● WHAT IS BEING ASKED
Go through the listing beneath and show each line containing the string "sticker".
*** RECORDS SHOWN ***
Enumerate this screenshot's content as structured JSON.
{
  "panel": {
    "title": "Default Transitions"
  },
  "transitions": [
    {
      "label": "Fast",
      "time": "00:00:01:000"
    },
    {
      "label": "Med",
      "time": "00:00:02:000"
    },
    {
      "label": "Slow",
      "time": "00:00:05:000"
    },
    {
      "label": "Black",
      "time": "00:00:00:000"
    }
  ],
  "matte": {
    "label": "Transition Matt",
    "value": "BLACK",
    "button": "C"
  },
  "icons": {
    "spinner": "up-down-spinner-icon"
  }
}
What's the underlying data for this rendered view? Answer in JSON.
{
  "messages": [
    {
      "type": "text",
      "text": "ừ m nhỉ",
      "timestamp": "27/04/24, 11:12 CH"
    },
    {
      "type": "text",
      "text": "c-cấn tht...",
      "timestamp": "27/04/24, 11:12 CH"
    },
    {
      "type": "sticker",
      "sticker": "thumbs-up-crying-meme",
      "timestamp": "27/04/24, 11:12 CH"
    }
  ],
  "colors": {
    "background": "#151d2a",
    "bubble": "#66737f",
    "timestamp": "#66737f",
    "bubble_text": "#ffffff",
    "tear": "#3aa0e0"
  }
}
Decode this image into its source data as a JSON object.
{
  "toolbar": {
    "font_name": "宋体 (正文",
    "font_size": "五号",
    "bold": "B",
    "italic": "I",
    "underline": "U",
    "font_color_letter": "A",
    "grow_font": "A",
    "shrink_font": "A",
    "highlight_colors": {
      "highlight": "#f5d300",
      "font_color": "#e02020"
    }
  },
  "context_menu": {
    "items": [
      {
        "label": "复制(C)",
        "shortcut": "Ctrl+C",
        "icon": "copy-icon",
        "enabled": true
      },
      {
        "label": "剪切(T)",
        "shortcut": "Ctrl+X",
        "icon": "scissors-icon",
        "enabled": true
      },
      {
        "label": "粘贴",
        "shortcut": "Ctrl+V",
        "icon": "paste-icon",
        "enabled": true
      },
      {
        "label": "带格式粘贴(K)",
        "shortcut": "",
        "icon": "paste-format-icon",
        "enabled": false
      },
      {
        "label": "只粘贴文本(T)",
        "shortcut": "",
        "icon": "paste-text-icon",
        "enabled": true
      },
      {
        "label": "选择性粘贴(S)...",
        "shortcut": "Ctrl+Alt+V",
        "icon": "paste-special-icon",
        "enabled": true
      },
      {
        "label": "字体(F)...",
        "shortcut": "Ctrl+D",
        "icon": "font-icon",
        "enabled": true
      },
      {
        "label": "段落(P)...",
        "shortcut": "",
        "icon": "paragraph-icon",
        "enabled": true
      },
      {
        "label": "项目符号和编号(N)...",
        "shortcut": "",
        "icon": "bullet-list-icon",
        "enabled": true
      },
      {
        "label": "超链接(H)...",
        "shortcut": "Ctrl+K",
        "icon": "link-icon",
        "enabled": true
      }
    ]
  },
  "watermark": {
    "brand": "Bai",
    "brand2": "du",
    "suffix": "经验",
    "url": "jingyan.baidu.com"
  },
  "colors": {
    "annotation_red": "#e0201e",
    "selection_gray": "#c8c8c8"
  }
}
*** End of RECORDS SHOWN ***
● EXERCISE OUTPUT
      "type": "sticker",
      "sticker": "thumbs-up-crying-meme",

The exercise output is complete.